Preface to Ursocrypha: The Book of Bear

Reading from Ursocrypha: The Book of Bear at WORD Vancouver, September 25, 2016

Preface to Ursocrypha: The Book of Bear, previously published as The Bears

At a time of great upheaval in my personal life, the Pacific Northwest coast of British Columbia was under direct and imminent environmental threat. I decided to do something I had always wanted to do: write a book. Impatient to hold a physical book that I had written, I hastily self-published The Bears in December, 2012.

Any musician will tell you not to practice in public. As a music teacher, I might have carried this advice across artistic disciplines. In spite of rushing to publish The Bears, the book gathered a small but enthusiastic audience.

Other writing projects followed. Two young adult adventure manuscripts, the Sarah Spellings stories, are available to read on Wattpad. I met other writers, attended a writer’s circle, and studied the bones of writing.

In the summer of 2016 I was invited to read from The Bears at WORD Vancouver, a festival of writing in all forms, promoting literacy and reading. I hadn’t picked up a copy of The Bears since it was published. I recognized the story, but it was as though a stranger had written it. I revised the manuscript. The title had always been problematic; everyone thought it was a children’s book. Friend and poet Suzanne M. Steele suggested Ursocrypha: The Book of Bear.

I send this story back out into the world, and hope it makes more friends.

Sunday Drive Through Love Canal

Refrigerators, cars, and washing machines became commonplace, and people had more of that rare and precious commodity, time. How delicious! The prospect of ever-increasing hours of amusement in our sparkling blue-and-green playground! What would the freshly emancipated populace choose to do with free time? Picnics and camping trips? Mountaineering and paddling, days by the seaside, cycling excursions, rambling walks in the woods?

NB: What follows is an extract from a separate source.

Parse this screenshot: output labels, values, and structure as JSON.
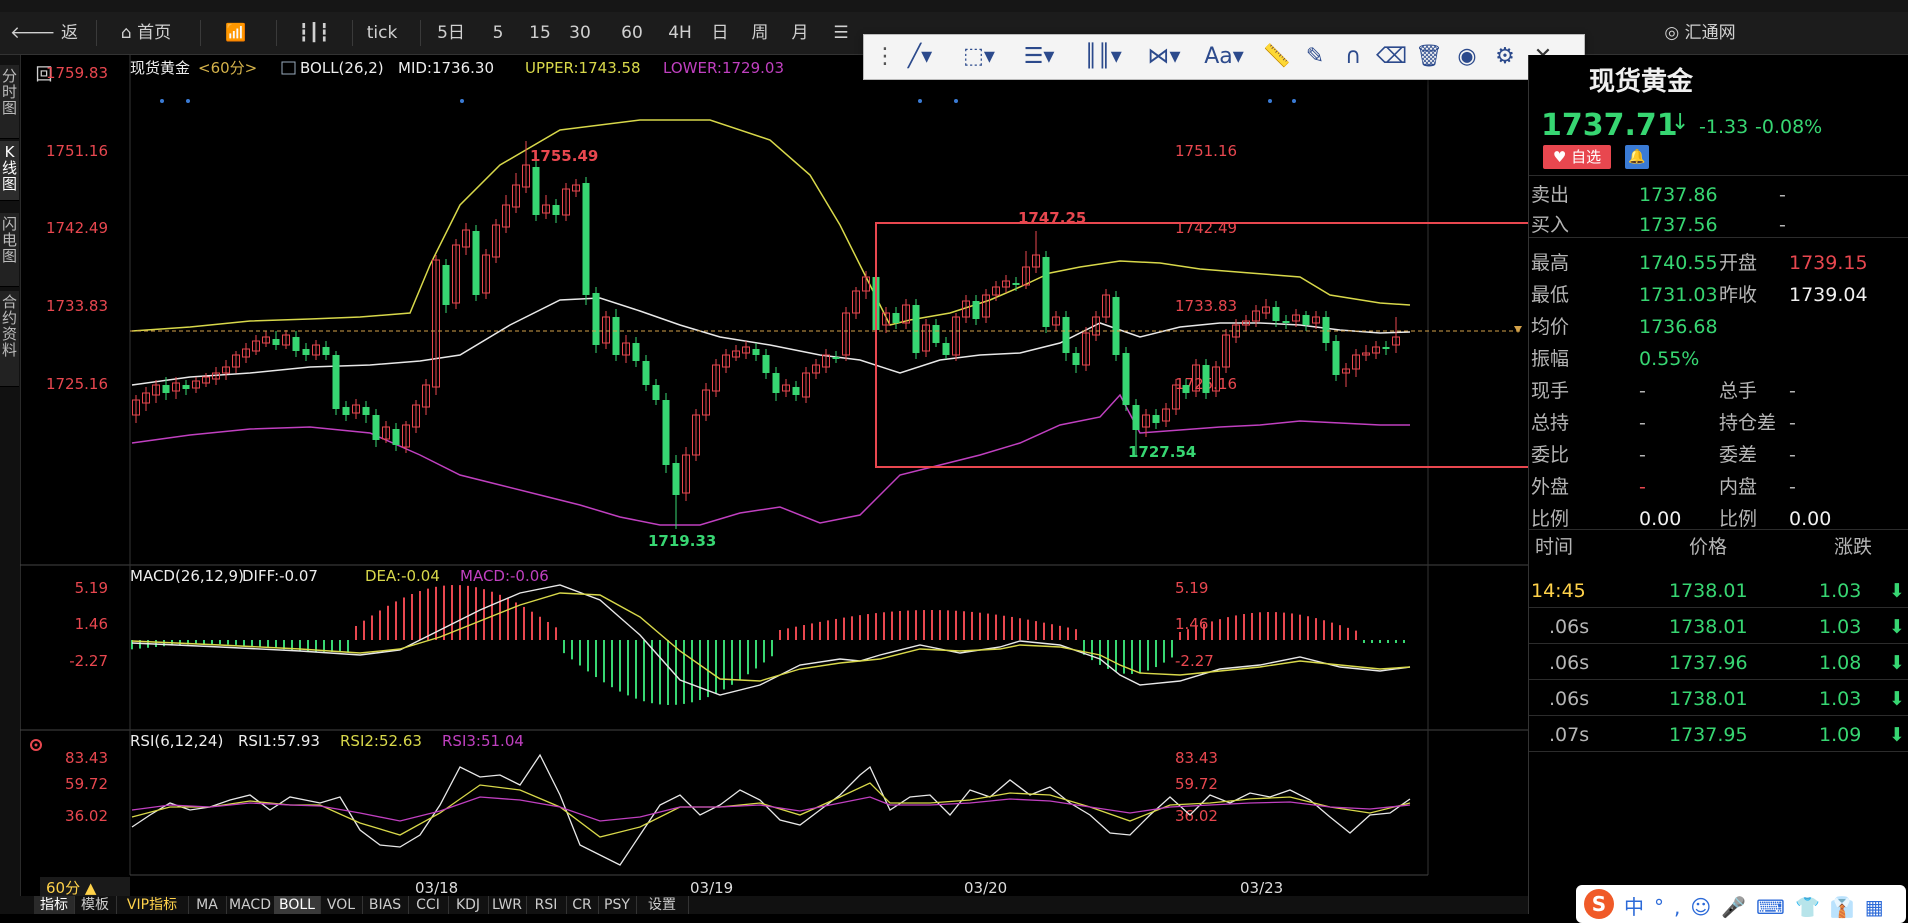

My grandmother had two teenage boys in the 1950’s. She used her free time to shop. When I was ten, my grandmother had officially declared her favourite form of exercise: walking through shopping malls. She knew the length in quarter miles of every floor of every mall within a 50 mile radius of Niagara Falls, N.Y. She calculated how many circuits of a given mall she should complete to benefit her health. She had fallen in love with the thing that gave her freedom, instead of freedom itself.

“Spray cheese!” my grandmother crowed. “I don’t even have to slice it to make your sandwiches!”

Going for a drive was an activity equivalent to walking in the park, or playing frisbee. Grandpa would put on his driving coat, a special outer garment for sitting behind the wheel of a vehicle. He would remove his leather gloves from said compartment and pull them on slowly, finger by finger. He would place The Hat on his thin, white hair. 

In the summer of 1978 Grandpa announced we were going for a drive with the windows up code for the place we’ll be driving is dangerous’ and Grandpa usually meant downtown Buffalo, and intended something racist.

But that day we drove through Love Canal, near Niagara Falls. Love Canal was intentionally, to save money, built on 22,000 tons of toxic waste dumped by the Hooker Chemical Company. The day was sunny and beautiful, the sky a perfect blue. I hated wasting the glorious afternoon, crammed into the back seat of Grandpa’s car. Grandpa had worked for the Hooker Chemical Company for much of his adult life.

“Here we are,” Grandpa said. “Love Canal.” Grandma was uncharacteristically quiet.

It looked like any other low to middle-class neighbourhood in upstate New York: straight streets of more or less identical bungalow houses, each with a single requisite tree in the front yard. But in Love Canal, all the doors and windows were boarded up. Grandpa drove to the parking lot of the elementary school, where the puddles were full of deadly chemicals. The Hooker Chemical Company had sold this land to the Niagara Falls School Board for a dollar.

A decade later, while planting trees, I received the only letter I ever got from Grandpa, urging me to plant some trees in his name. 


The Field

In the field beside our half house, I was chief engineer and steward. I trampled paths from our backyard to the neighbours’. Long grasses I knew by scent, the one that smelled like cereal, and the bunchy one with wide, flat blades that reeked of swamp. I could have mapped the anthills, the holes used by mice or snakes, the patches of clover. Occasionally a candy wrapper or waxy coffee cup would pollute the field’s south side, abutting a busy road. Maintenance, me, would clean these up. 

In winter my brother and sister and I built edifices of ice in the field, sanctuaries featuring three-cushioned snow couches, and iceboxes full of tasty ice pizzas. 

Retrace splay of veins on maple leaf. Understand dandelions, in all their vicissitudes, from cinched green button-buds through yellow glory, ten thousand miniature suns, staining fingers and cheeks. Milk inside hollow stalks. White parasols, freed with puff of breath, defying gravity.